The countdown is underway to the fall of the Damascus and the Assad regime. The problem is that most of the rebels are radical Islamic jihadists who could proven even worse than the murderous Assad.
“The question comes up, ‘How long will Assad last?’” said James Clapper, Director of National Intelligence, during Congressional testimony on Thursday. “Our standard answer is, ‘His days are numbered. We just don’t know the number.”
“Our assessment is that he is very committed to hanging in there and sustaining his control of the regime,” Clapper noted, even as he warned the Assad regime does possess chemical and biological weapons and could choose to use them. “The opposition is gaining in strength; it is gaining territory,” Clapper said, reported the World Tribune. “At the same time, the regime is experiencing shortages in manpower and logistics.”
“In testimony to the Senate Intelligence Committee on March 12, Clapper, who heads the intelligence community, said the Assad regime was coming under increasing pressure amid rebel gains.” the Tribune reported. “He said the Syrian military was unable to stop rebel advancements by conventional systems and could resort chemical weapons. ‘We assess that Syria has a stockpile of munitions — including missiles, aerial bombs, and possibly artillery rockets — that can be used to deliver CW agents,’ Clapper said.”
Now comes news that the rebels fighting against Assad have pledged their loyalty to al Qaeda.
“The head of Syria’s jihadist Al-Nusra Front has pledged allegiance to Al-Qaeda chief Ayman al-Zawahiri, but distanced his group from claims it has merged with Al-Qaeda in Iraq,” reports Agence France Presse. “Al-Nusra’s announcement on Wednesday is likely to bolster assertions by President Bashar al-Assad’s regime that it is fighting ‘terrorists’ who want to impose an Islamic state. ‘The sons of Al-Nusra Front pledge allegiance to Sheikh Ayman al-Zawahiri,’ Abu Mohammed al-Jawlani said in a recording….Al-Nusra is among the most prominent organisations involved in Syria’s conflict, which erupted in March 2011 with peaceful protests against Assad’s regime but has evolved into a war that has killed tens of thousands.
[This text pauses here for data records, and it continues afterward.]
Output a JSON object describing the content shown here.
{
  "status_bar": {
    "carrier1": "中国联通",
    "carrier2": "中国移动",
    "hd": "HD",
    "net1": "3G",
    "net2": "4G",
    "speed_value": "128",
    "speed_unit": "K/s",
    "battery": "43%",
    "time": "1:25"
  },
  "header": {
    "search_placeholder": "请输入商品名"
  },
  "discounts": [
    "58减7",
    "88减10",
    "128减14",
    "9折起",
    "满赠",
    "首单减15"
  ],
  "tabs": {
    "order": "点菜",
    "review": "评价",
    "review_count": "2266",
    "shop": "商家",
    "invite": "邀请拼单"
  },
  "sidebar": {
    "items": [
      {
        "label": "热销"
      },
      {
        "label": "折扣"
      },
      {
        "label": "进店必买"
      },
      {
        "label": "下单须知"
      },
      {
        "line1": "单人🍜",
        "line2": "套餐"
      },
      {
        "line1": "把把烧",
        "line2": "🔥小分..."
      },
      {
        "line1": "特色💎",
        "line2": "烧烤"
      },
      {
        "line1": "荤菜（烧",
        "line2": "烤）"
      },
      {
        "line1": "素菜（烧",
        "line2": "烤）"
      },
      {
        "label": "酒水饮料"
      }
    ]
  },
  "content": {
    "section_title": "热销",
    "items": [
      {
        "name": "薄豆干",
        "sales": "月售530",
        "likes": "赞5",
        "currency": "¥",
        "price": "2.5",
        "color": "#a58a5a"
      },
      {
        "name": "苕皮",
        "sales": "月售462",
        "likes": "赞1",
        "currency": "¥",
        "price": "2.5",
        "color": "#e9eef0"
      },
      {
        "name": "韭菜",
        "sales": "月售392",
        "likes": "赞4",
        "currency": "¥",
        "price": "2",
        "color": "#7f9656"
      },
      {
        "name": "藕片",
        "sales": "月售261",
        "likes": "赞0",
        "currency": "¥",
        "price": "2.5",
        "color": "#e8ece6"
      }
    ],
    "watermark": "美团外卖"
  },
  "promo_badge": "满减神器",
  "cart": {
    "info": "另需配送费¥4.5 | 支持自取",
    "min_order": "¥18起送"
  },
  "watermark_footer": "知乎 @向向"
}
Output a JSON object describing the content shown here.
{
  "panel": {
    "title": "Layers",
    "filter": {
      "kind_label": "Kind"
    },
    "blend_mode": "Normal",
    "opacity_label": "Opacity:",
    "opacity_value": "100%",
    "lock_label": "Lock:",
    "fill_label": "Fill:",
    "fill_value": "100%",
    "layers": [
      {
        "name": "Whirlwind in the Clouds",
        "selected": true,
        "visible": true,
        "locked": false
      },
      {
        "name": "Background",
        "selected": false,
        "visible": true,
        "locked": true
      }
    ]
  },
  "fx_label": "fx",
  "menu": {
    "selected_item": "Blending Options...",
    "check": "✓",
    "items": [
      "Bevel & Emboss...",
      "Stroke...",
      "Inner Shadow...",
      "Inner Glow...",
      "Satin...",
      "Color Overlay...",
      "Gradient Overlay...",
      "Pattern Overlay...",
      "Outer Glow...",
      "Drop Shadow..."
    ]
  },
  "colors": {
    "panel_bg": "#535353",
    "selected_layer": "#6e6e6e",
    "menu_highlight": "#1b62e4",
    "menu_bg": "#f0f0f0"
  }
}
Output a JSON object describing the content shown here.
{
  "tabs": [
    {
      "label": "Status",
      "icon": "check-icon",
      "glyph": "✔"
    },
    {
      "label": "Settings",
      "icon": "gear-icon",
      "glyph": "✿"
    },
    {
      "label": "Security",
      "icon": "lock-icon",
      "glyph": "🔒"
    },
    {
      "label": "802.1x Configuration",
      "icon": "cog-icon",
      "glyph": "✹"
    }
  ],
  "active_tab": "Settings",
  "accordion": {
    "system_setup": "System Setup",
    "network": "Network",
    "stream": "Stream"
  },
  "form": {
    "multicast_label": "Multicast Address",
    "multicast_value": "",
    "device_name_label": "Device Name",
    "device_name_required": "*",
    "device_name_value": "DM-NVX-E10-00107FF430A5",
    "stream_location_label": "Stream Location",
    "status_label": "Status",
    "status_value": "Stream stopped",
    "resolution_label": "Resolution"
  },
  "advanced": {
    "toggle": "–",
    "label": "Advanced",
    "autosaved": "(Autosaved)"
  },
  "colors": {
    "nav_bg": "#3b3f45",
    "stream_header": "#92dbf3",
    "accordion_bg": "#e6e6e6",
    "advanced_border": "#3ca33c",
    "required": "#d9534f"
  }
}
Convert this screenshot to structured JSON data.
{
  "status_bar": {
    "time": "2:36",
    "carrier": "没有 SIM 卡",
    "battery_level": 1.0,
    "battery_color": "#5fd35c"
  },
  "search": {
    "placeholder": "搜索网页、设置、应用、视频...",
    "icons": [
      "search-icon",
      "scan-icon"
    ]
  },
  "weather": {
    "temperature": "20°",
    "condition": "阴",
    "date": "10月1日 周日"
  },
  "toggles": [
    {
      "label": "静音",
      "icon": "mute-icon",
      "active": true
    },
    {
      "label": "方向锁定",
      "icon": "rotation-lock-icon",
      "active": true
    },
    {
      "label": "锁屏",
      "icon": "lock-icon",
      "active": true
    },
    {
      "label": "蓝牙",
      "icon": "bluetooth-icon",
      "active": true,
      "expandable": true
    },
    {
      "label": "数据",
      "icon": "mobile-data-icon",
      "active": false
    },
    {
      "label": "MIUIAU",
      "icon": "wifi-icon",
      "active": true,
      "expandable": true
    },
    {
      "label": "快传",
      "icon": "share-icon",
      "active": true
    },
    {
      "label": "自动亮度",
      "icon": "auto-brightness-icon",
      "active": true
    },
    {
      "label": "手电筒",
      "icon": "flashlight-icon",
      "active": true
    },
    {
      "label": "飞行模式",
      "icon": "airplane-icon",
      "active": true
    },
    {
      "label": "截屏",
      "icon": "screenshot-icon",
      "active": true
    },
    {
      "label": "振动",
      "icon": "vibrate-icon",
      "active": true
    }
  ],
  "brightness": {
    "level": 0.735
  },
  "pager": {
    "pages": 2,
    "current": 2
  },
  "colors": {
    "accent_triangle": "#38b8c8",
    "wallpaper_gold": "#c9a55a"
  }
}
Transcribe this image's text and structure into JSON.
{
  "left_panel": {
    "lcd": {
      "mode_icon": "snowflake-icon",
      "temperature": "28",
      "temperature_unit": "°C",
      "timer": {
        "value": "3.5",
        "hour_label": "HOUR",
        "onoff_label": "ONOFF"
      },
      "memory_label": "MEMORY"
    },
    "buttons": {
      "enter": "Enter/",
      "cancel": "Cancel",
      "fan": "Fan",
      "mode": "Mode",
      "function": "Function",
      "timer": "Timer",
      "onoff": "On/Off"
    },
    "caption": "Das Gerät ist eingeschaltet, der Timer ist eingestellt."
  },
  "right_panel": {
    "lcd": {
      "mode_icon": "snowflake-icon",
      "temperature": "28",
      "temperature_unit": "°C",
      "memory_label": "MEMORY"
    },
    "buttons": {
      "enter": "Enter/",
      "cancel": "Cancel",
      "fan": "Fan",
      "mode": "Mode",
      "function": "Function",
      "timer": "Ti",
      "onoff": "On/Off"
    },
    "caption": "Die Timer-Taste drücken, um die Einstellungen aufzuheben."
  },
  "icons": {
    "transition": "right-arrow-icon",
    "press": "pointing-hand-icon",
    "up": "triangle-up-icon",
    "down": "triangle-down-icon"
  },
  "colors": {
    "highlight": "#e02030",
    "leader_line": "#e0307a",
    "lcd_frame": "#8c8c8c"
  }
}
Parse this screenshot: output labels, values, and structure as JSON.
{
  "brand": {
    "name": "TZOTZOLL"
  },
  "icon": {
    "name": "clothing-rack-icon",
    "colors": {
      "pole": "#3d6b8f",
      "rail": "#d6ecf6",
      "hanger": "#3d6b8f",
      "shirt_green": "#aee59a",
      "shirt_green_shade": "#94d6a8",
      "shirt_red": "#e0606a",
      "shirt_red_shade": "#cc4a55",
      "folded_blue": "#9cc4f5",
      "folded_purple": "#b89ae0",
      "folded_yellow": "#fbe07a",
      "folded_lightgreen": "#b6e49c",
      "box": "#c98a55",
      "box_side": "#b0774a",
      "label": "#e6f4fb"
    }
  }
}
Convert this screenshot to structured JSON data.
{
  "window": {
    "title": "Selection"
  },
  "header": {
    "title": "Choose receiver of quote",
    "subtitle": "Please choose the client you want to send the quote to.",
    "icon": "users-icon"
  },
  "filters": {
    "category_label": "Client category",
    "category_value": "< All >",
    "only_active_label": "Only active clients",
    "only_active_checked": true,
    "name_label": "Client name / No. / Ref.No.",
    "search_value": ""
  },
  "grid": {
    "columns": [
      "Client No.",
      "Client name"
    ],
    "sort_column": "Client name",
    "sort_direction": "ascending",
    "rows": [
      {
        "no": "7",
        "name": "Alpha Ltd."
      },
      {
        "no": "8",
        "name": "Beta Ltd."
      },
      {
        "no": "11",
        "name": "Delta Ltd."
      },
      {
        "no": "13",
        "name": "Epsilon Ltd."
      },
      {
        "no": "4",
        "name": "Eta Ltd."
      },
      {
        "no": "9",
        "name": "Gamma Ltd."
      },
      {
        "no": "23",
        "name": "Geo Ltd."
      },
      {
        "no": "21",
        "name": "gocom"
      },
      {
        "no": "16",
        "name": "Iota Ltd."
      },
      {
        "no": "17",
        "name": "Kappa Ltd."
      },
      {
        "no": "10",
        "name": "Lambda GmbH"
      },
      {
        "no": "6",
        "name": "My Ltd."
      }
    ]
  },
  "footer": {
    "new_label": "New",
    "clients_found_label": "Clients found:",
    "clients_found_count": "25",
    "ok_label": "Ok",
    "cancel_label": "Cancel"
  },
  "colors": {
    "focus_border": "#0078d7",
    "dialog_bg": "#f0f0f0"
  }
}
It has gained notoriety for suicide bombings but also won admiration from some insurgents for its reputation as a formidable fighting force leading attacks on battle fronts across Syria.”